Horsepower and torque. The two most commonly discussed attributes when talking about vehicles. But how much do you know about them, specifically horsepower, other than the bigger the better? We’re going to do a bit of digging into the history of horsepower and how it works, before looking at some of the power ratings of the vehicles offered by the high-powered Go Auto Ford dealership, Team Ford.
Watt is Horsepower?
Horsepower, as a unit of measurement, has very little to do with horses now-a-days. But when it was coined by the engineer James Watt, it was all about how much coal a pony could lift at a coal mine. Watt, maybe even more famous still for his contributions to steam engines and light bulbs, found that one horse could do 33,000 foot-pounds of work lifting coal every minute. Well, one horse could do 22,000 foot-pounds of work in a minute but Watt decided to increase the number by 50%, in hopes of becoming the Secretariat of arbitrary numbers. Now, this would be a pretty big ask for a horse, or anyone for that matter. But, when factoring in pulley systems (believe it or not Block and Tackle means something outside of football), this number becomes something a bit more attainable. Now hold on tight, things are going to speed up a little.
To determine how much horsepower a vehicle has, you need to hook it up to a dynamometer. That means lab coats, clipboards, and a whole lot of numbers. It also means adding a load, or weight, to the engine and flooring it. Now, if running an engine at 7,000 rpm for an extended time and listening to the sweet music it makes sounds like a good time to you, maybe we should grab a beer sometime. But we aren’t done yet. A dynamometer measures torque (a conversation for another day) which can then be multiplied by rpm/5,252. Don’t put the clipboard down yet, we’ve got some graphing to do. You’ll need to plot the horsepower against the rpm values of the engine, to get a horsepower curve. This is where we find out both the peak horsepower and peak torque that you hear about so often, set to a specific rpm. This rpm is important because it can differentiate between vehicles with low-end or high-end torque, a.k.a. peak torque occuring at low rpm values or higher rpm values. To put it into perspective, something with low end torque gets you off the line quicker and works well for off-roading, stressing the engine less to get you through the sand or mud or snow or whatever it is you’re battling. This has applications for winter driving as well — rural areas like Rimbey and Joffre may benefit from lower-end torque vehicles, whereas higher-end torque vehicles may be easier to drive in more densely populated cityscapes with harder packed roads.
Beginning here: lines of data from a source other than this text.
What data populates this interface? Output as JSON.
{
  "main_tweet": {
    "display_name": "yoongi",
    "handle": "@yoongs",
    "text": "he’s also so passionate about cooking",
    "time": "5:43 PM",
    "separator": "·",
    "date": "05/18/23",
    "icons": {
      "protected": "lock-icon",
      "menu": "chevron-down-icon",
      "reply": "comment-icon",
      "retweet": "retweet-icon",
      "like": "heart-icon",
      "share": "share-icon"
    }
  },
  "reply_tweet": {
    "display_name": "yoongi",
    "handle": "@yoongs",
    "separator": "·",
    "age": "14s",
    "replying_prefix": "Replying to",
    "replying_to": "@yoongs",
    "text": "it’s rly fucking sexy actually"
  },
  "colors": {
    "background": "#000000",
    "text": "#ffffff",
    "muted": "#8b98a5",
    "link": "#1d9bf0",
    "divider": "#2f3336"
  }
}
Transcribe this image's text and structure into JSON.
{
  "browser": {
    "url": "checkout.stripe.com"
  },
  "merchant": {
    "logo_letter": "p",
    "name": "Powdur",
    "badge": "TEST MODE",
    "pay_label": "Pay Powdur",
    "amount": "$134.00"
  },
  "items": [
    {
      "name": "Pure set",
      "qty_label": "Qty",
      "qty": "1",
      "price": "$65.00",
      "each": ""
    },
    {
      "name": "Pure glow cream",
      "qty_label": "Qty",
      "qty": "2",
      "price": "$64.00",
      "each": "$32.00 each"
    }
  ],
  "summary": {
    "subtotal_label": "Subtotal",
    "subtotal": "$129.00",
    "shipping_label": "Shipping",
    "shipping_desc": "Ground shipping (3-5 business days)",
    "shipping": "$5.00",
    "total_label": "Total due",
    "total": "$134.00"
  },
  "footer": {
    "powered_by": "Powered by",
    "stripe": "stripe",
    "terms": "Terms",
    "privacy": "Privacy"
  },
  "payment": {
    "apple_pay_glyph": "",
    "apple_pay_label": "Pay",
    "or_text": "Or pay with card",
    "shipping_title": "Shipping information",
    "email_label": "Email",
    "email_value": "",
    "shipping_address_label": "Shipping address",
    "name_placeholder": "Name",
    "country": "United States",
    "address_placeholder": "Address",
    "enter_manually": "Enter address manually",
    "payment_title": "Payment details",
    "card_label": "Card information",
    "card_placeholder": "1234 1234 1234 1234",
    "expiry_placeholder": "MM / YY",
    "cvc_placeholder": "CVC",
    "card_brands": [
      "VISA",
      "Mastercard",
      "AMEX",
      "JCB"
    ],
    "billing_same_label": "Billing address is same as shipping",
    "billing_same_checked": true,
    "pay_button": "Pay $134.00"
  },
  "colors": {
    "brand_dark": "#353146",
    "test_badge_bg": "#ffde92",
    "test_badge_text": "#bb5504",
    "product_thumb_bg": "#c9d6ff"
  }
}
So what does all of this mean to you? Do you drive your vehicle once a week to church, or have you seen all twelve Fast & Furious movies several times each? Do you enjoy tackling the off-road, or do you regularly tow a trailer? Because as great as the 450 hp at 2800 rpm of the Ford F-450 sounds (and is), it has a substantially different performance than the 460 hp at 7,000 rpm of the Mustang GT Fastback. Below you’ll find a few versions of some of our favourite vehicles, with information on their maximum horsepower. Now, keep in mind that the actual horsepower of the vehicle will depend on multiple factors, like trim level, and maintenance. So if you yourself have access to a dynamometer for some reason (seriously, we should grab a beer sometime) and these numbers don’t seem completely accurate to your testing, there is a number of factors that could play into this.
Ford Fusion: 325 hp @ 5,500 rpm
Ford Focus: 350 hp @ 6,000 rpm
Ford Flex: 365 hp @ 5,500 rpm
Ford Explorer: 365 hp @ 5,500 rpm
Ford F-150: 450 hp @ 5,000 rpm
Ford SuperDuty: 450 hp @ 2,800 rpm
Ford Mustang: 526 hp @ 7,500 rpm
Ford GT: 600+ !!!
Of course, and as always, if you have any questions about any Ford vehicles or want to know which Ford is right for you, come visit us at Team Ford. Our sales staff all work on a flat rate commission, which means we get you the right vehicle, not just the one that costs the most. But, if it has the most horsepower well, all the power to you.